generalised scheme of preferences (GSP) known as the Everything But Arms (EBA) scheme.- As one of the world’s 48 least developed countries (LDCs), Cambodia is afforded the most beneficial trade ranking to the European Union (EU) under the
The EBA allows those countries ranked as LDCs to export products duty-free to the EU, except arms and ammunition.
Cambodia’s largest exports to the EU are textiles, such as garments and shoes, comprising 89 percent of exports, valued at over 1.1 billion euros, according to a report released by the European Commission.
Agricultural products such as rice, sugar cane, fruits and vegetables, fish, peppers and cashews account for 5.8 percent of exports, valued at 75 million euros.
Introduced in January of 2011, the EBA has resulted in a 53 percent upsurge of exports to the EU from Cambodia in 2011, with the EU becoming Cambodia’s second largest export partner.
The intention of the agreement has been to elevate Cambodia from LDC status, encouraging the country to process its own products rather than have neighbouring countries benefit.
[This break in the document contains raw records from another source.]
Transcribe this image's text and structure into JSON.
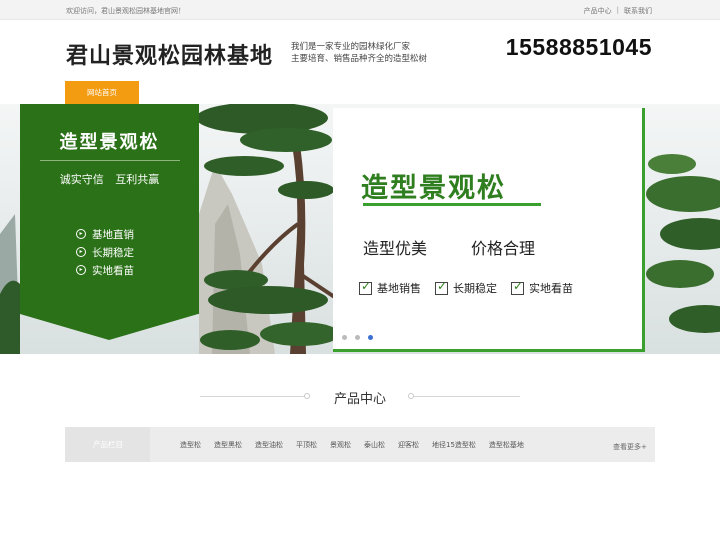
{
  "topbar": {
    "welcome": "欢迎访问，君山景观松园林基地官网！",
    "links": [
      "产品中心",
      "联系我们"
    ],
    "separator": "|"
  },
  "header": {
    "brand": "君山景观松园林基地",
    "intro_line1": "我们是一家专业的园林绿化厂家",
    "intro_line2": "主要培育、销售品种齐全的造型松树",
    "phone": "15588851045"
  },
  "nav": {
    "home": "网站首页"
  },
  "banner": {
    "panel_title": "造型景观松",
    "panel_slogan": "诚实守信 互利共赢",
    "panel_items": [
      "基地直销",
      "长期稳定",
      "实地看苗"
    ],
    "card_title": "造型景观松",
    "card_sub1": "造型优美",
    "card_sub2": "价格合理",
    "card_checks": [
      "基地销售",
      "长期稳定",
      "实地看苗"
    ],
    "slide_count": 3,
    "active_slide": 3,
    "colors": {
      "panel_green": "#2b7118",
      "accent_green": "#3aa02d",
      "active_dot": "#3b6fd1"
    }
  },
  "products": {
    "section_title": "产品中心",
    "category_label": "产品栏目",
    "categories": [
      "造型松",
      "造型黑松",
      "造型油松",
      "平顶松",
      "景观松",
      "泰山松",
      "迎客松",
      "地径15造型松",
      "造型松基地"
    ],
    "more": "查看更多+"
  },
  "colors": {
    "nav_orange": "#f39c12"
  }
}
The trade treaty has boosted exports in various sectors, but experts have questioned the impact of increased trade on producers across this country of 14 million people. Of particular concern have been the rural peasants, considering that 92 percent of Cambodia’s poor live in the countryside.
For example, despite an increase in sugar cane exports to the EU, critics question the benefits to small-scale farmers, since land concessions to corporations have spiked and local farmers have been displaced from their land. Activists have called for a sugar boycott to raise awareness.